(Extracted information Opens)

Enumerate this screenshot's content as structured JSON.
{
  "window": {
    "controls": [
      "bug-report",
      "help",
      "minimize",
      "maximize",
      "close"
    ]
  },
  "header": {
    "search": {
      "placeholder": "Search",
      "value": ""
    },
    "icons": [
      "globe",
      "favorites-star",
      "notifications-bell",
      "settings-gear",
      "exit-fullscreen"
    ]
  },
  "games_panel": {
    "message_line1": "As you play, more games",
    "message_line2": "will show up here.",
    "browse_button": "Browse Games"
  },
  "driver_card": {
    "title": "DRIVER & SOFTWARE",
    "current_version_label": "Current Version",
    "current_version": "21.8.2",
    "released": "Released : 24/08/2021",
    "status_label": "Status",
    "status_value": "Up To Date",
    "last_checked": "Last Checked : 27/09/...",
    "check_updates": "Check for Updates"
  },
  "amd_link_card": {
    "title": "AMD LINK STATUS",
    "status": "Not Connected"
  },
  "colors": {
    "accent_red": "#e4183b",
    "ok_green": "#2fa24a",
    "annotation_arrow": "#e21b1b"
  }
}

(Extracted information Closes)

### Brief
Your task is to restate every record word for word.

### Output for this exercise
Enumerate this screenshot's content as structured JSON.
{
  "window": {
    "controls": [
      "bug-report",
      "help",
      "minimize",
      "maximize",
      "close"
    ]
  },
  "header": {
    "search": {
      "placeholder": "Search",
      "value": ""
    },
    "icons": [
      "globe",
      "favorites-star",
      "notifications-bell",
      "settings-gear",
      "exit-fullscreen"
    ]
  },
  "games_panel": {
    "message_line1": "As you play, more games",
    "message_line2": "will show up here.",
    "browse_button": "Browse Games"
  },
  "driver_card": {
    "title": "DRIVER & SOFTWARE",
    "current_version_label": "Current Version",
    "current_version": "21.8.2",
    "released": "Released : 24/08/2021",
    "status_label": "Status",
    "status_value": "Up To Date",
    "last_checked": "Last Checked : 27/09/...",
    "check_updates": "Check for Updates"
  },
  "amd_link_card": {
    "title": "AMD LINK STATUS",
    "status": "Not Connected"
  },
  "colors": {
    "accent_red": "#e4183b",
    "ok_green": "#2fa24a",
    "annotation_arrow": "#e21b1b"
  }
}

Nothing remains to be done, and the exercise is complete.